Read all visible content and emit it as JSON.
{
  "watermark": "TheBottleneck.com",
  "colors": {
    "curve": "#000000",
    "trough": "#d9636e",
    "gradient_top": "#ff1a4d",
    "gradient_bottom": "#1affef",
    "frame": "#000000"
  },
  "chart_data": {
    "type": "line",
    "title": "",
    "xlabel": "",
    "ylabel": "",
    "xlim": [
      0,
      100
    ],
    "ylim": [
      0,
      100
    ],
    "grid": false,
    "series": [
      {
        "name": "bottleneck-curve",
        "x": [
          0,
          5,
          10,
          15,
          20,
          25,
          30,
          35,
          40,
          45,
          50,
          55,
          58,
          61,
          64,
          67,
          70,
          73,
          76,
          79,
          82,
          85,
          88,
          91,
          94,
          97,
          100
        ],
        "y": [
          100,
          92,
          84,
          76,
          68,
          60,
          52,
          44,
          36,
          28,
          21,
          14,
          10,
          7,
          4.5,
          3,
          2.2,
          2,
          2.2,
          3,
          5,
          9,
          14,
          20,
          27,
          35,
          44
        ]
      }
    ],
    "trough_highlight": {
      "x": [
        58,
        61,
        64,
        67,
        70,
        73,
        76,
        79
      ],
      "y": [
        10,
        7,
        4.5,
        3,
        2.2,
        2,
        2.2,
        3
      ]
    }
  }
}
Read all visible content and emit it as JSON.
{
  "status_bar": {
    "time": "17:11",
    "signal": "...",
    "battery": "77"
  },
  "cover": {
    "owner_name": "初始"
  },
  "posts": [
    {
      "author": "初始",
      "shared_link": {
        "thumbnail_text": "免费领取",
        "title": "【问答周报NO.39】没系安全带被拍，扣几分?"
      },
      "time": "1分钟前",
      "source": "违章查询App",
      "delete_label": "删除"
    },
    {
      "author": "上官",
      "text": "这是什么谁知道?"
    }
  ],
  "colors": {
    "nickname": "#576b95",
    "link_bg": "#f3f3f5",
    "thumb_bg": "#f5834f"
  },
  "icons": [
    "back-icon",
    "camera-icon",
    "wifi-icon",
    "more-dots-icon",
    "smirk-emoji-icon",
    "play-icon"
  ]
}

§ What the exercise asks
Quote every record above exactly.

§ Written response
Read all visible content and emit it as JSON.
{
  "watermark": "TheBottleneck.com",
  "colors": {
    "curve": "#000000",
    "trough": "#d9636e",
    "gradient_top": "#ff1a4d",
    "gradient_bottom": "#1affef",
    "frame": "#000000"
  },
  "chart_data": {
    "type": "line",
    "title": "",
    "xlabel": "",
    "ylabel": "",
    "xlim": [
      0,
      100
    ],
    "ylim": [
      0,
      100
    ],
    "grid": false,
    "series": [
      {
        "name": "bottleneck-curve",
        "x": [
          0,
          5,
          10,
          15,
          20,
          25,
          30,
          35,
          40,
          45,
          50,
          55,
          58,
          61,
          64,
          67,
          70,
          73,
          76,
          79,
          82,
          85,
          88,
          91,
          94,
          97,
          100
        ],
        "y": [
          100,
          92,
          84,
          76,
          68,
          60,
          52,
          44,
          36,
          28,
          21,
          14,
          10,
          7,
          4.5,
          3,
          2.2,
          2,
          2.2,
          3,
          5,
          9,
          14,
          20,
          27,
          35,
          44
        ]
      }
    ],
    "trough_highlight": {
      "x": [
        58,
        61,
        64,
        67,
        70,
        73,
        76,
        79
      ],
      "y": [
        10,
        7,
        4.5,
        3,
        2.2,
        2,
        2.2,
        3
      ]
    }
  }
}
Read all visible content and emit it as JSON.
{
  "status_bar": {
    "time": "17:11",
    "signal": "...",
    "battery": "77"
  },
  "cover": {
    "owner_name": "初始"
  },
  "posts": [
    {
      "author": "初始",
      "shared_link": {
        "thumbnail_text": "免费领取",
        "title": "【问答周报NO.39】没系安全带被拍，扣几分?"
      },
      "time": "1分钟前",
      "source": "违章查询App",
      "delete_label": "删除"
    },
    {
      "author": "上官",
      "text": "这是什么谁知道?"
    }
  ],
  "colors": {
    "nickname": "#576b95",
    "link_bg": "#f3f3f5",
    "thumb_bg": "#f5834f"
  },
  "icons": [
    "back-icon",
    "camera-icon",
    "wifi-icon",
    "more-dots-icon",
    "smirk-emoji-icon",
    "play-icon"
  ]
}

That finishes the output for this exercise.